In less than a week, Albuquerque voters will cast ballots for the next mayor and in some districts, city councilors.
Most candidates have straightforward ideas on how to improve the city, but one candidate is keeping true to his campaign modus operandi by proposing an idea that other candidates won’t even consider. Gus Pedrotty, the youngest candidate for mayor this year, recently added city-level marijuana legalization to his platform. While the idea of legalization on a local level may be enticing for some voters, other candidates and at least one cannabis producer said the idea is too complicated to work.
Earlier this month, Pedrotty released a campaign video promoting his ideas for improving the city’s clean energy industry and how to help pay for it.
“It’s simple, we’re going to go green, to go green,” Pedrotty said.
According to Pedrotty, his plan to legalize cannabis on a city level would be a scaled-down version of what some states, including neighboring Colorado, have already done. He admits in his video that the attempt would be challenged in court, but that the city could move forward with his plan even during that time.
New Mexico state auditor and fellow mayoral candidate Tim Keller said he appreciates Pedrotty’s excitement, but believes that Pedrotty’s plan will invite lawsuits against the city.
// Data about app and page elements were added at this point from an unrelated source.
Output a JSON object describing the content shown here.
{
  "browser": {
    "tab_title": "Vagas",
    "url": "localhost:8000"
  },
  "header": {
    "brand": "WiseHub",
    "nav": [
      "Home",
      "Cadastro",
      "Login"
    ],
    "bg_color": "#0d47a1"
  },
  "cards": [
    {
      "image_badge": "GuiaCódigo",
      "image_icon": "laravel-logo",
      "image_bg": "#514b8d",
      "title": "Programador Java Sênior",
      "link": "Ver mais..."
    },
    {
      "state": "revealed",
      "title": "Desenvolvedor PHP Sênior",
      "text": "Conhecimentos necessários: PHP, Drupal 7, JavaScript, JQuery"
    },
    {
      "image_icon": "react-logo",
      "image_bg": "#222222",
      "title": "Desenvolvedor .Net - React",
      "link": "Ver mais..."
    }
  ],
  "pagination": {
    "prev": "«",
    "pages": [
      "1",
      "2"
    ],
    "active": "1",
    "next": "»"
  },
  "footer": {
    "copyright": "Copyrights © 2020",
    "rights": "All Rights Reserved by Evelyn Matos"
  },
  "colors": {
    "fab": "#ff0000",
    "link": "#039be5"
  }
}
Keller said police unions would likely sue for contradictory laws and lawmakers would challenge a city-wide legalization effort.
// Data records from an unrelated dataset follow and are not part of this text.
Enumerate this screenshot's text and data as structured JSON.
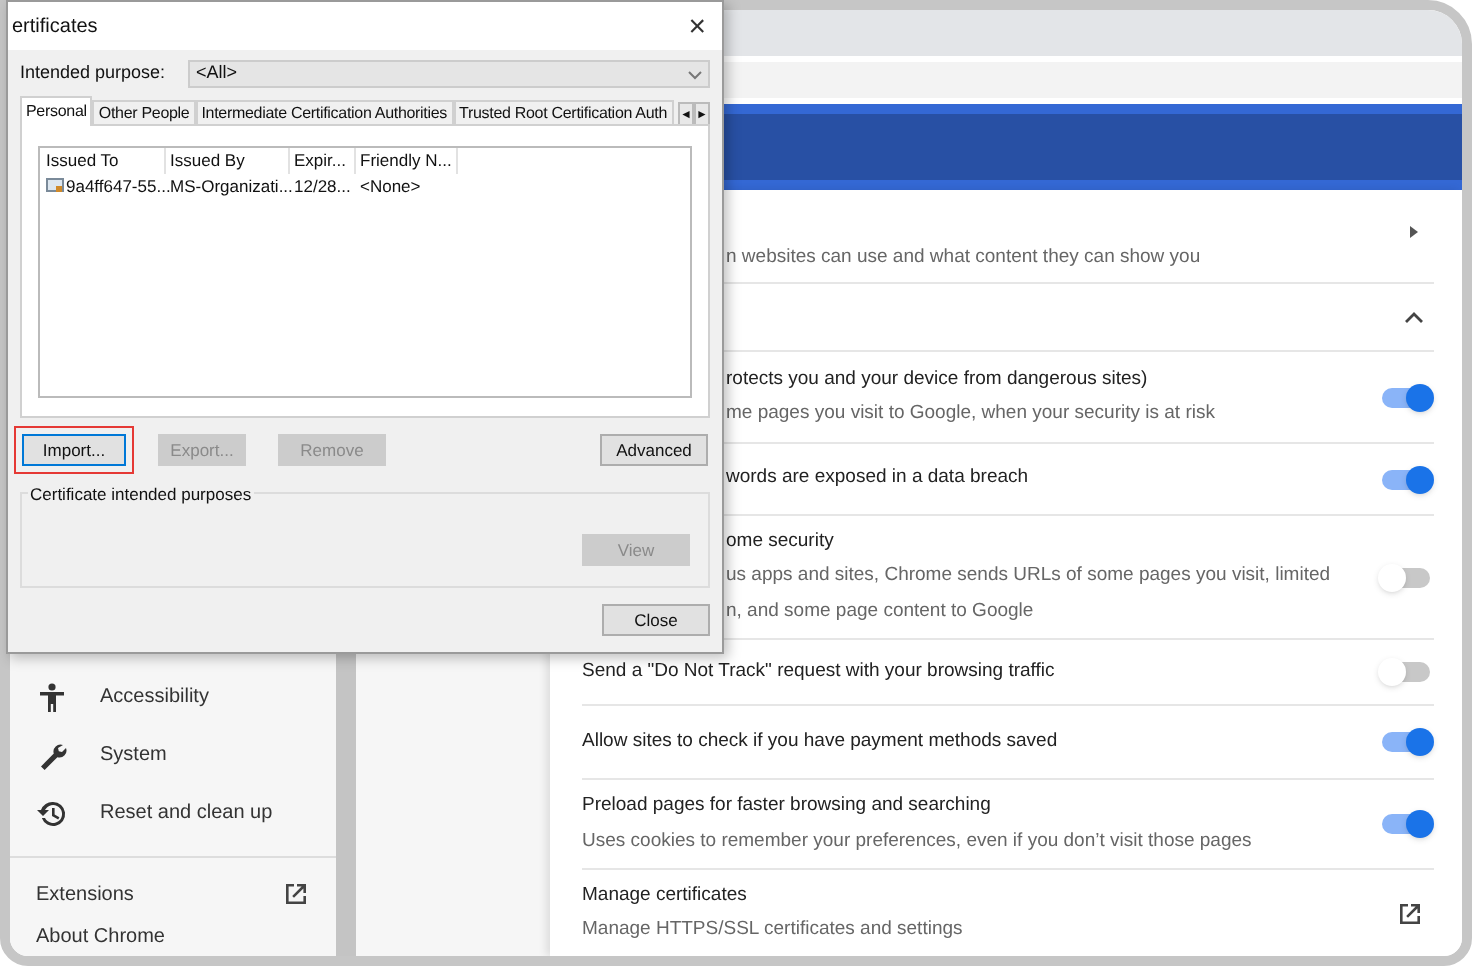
{
  "dialog": {
    "title": "ertificates",
    "close": "×",
    "intended_purpose": {
      "label": "Intended purpose:",
      "value": "<All>"
    },
    "tabs": [
      {
        "label": "Personal",
        "selected": true
      },
      {
        "label": "Other People",
        "selected": false
      },
      {
        "label": "Intermediate Certification Authorities",
        "selected": false
      },
      {
        "label": "Trusted Root Certification Auth",
        "selected": false
      }
    ],
    "tab_scroll": [
      "◄",
      "►"
    ],
    "table": {
      "columns": [
        "Issued To",
        "Issued By",
        "Expir...",
        "Friendly N..."
      ],
      "rows": [
        [
          "9a4ff647-55...",
          "MS-Organizati...",
          "12/28...",
          "<None>"
        ]
      ]
    },
    "buttons": [
      {
        "label": "Import...",
        "disabled": false,
        "highlighted": true
      },
      {
        "label": "Export...",
        "disabled": true,
        "highlighted": false
      },
      {
        "label": "Remove",
        "disabled": true,
        "highlighted": false
      }
    ],
    "advanced": "Advanced",
    "purposes": {
      "label": "Certificate intended purposes",
      "button": {
        "label": "View",
        "disabled": true
      }
    },
    "close_button": "Close"
  },
  "sidebar": {
    "items": [
      {
        "kind": "accessibility",
        "label": "Accessibility"
      },
      {
        "kind": "system",
        "label": "System"
      },
      {
        "kind": "reset",
        "label": "Reset and clean up"
      }
    ],
    "links": [
      {
        "label": "Extensions",
        "external": true
      },
      {
        "label": "About Chrome",
        "external": false
      }
    ]
  },
  "settings": [
    {
      "kind": "arrow",
      "description": [
        "n websites can use and what content they can show you"
      ]
    },
    {
      "kind": "expand",
      "expanded": true
    },
    {
      "kind": "toggle",
      "title": "rotects you and your device from dangerous sites)",
      "description": [
        "me pages you visit to Google, when your security is at risk"
      ],
      "on": true
    },
    {
      "kind": "toggle",
      "title": "words are exposed in a data breach",
      "on": true
    },
    {
      "kind": "toggle",
      "title": "ome security",
      "description": [
        "us apps and sites, Chrome sends URLs of some pages you visit, limited",
        "n, and some page content to Google"
      ],
      "on": false
    },
    {
      "kind": "toggle",
      "title": "Send a \"Do Not Track\" request with your browsing traffic",
      "on": false
    },
    {
      "kind": "toggle",
      "title": "Allow sites to check if you have payment methods saved",
      "on": true
    },
    {
      "kind": "toggle",
      "title": "Preload pages for faster browsing and searching",
      "description": [
        "Uses cookies to remember your preferences, even if you don’t visit those pages"
      ],
      "on": true
    },
    {
      "kind": "external",
      "title": "Manage certificates",
      "description": [
        "Manage HTTPS/SSL certificates and settings"
      ]
    }
  ]
}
Keller has publicly spoken in favor of legalizing cannabis, both as a state senator and as a mayoral candidate, but told NM Political Report those attempts should be left at the state level.
“I think that if we research it and come up with a good plan and engage voters and the Legislature, that’s actually going to be faster,” Keller said.
Keller has also publicly stated that if elected mayor, he would favor lowering penalties for cannabis possession and use.
Pedrotty, though, disagrees with Keller and said city legalization would help give Albuquerque a foothold economically.
“I see this as a clear point of action the city can take that will be more beneficial than waiting,” Pedrotty told NM Political Report.
Pedrotty has at least one major supporter of his legalization idea—one of the state’s most well-known medical cannabis producers.
Duke Rodriguez, CEO of Ultra Health LLC, a New Mexico medical cannabis company, said if Albuquerque legalized cannabis, “The impact [on the state] would be tremendous,” possibly creating a tourism boom in the state’s largest city.
Another person familiar with medical cannabis disagrees with Rodriguez and Pedrotty on the reality of a thriving cannabis industry under city-wide legalization, citing legal battles.
Willie Ford, founder and managing director, of R Greenleaf and Associates, a New Mexico medical cannabis consulting company, said recreational producers wouldn’t pop up during the first year of legalization.
“Flipping a switch is not possible,” Ford said.
Medical cannabis producers, Ford said, might think twice about jumping into a recreational cannabis program before the legalities are all worked out.
“I don’t think that my licensed clients would want to risk losing their [medical cannabis] license,” Ford said.
Ford added his company might “explore” getting into recreational cannabis, but only if there were a “legal avenue” to do so.
Pedrotty said while he wants the city to take action sooner rather than later, he realizes that the mayor has to work with the city council to pass key legislation. Pedrotty, a musician, likened that work to being in an orchestra.
“I know all too well the sound of a conductor’s wand,” Pedrotty said. “Which is nothing.”
Albuquerque City Councilor and mayoral candidate Dan Lewis, who once ran for Congress on a politically conservative Tea Party platform, agreed that any legalization efforts should come from the legislature and the governor.
“I believe marijuana will be legalized in the state eventually,” Lewis wrote in an email. “I’m not the guy to lead that charge.”
Mayoral candidate Brian Colón told NM Political Report the issue of marijuana legalization is up to the state and thinks New Mexico’s next governor will address legalization. Still, Colón said he doesn’t agree with Pedrotty’s plan.
“I am not in favor of a city by city approach,” Colón wrote in an email. “However, I am confident that this is an issue that will be addressed at the state level.”
In most of the polls so far, Pedrotty looks like a longshot to win the mayor’s race. Still, almost all of the other candidates have spoken highly of him and said he will go far. In one mayoral forum, Colón said he was impressed with Pedrotty’s answers and expected him to “pick up some votes” as well as land a job afterwards.
Pedrotty is far from surprised by the supportive comments from other candidates. He previously told NM Political Report his age, along with some of his ideas for changing Albuquerque, have earned him plenty of metaphorical pats on the back and encouragement for the future.
Keller for example, politely dismissed the idea of Albuquerque successfully legalizing recreational cannabis.
“We have to be reasonable and pragmatic and that’s how we get things done,” Keller said. “It’s fun to talk about, but it’s going to take a whole lot more than a mayor in a lawsuit.”
Pedrotty said his plan is pragmatic and will include conversations with the council and stakeholders, but that it’s important for Albuquerque to take more initiative to capitalize on inevitable legalization as soon as possible.
“If not now, then when?” Pedrotty asked. “And if not me, then who?”
Update: Added comment from Brian Colón.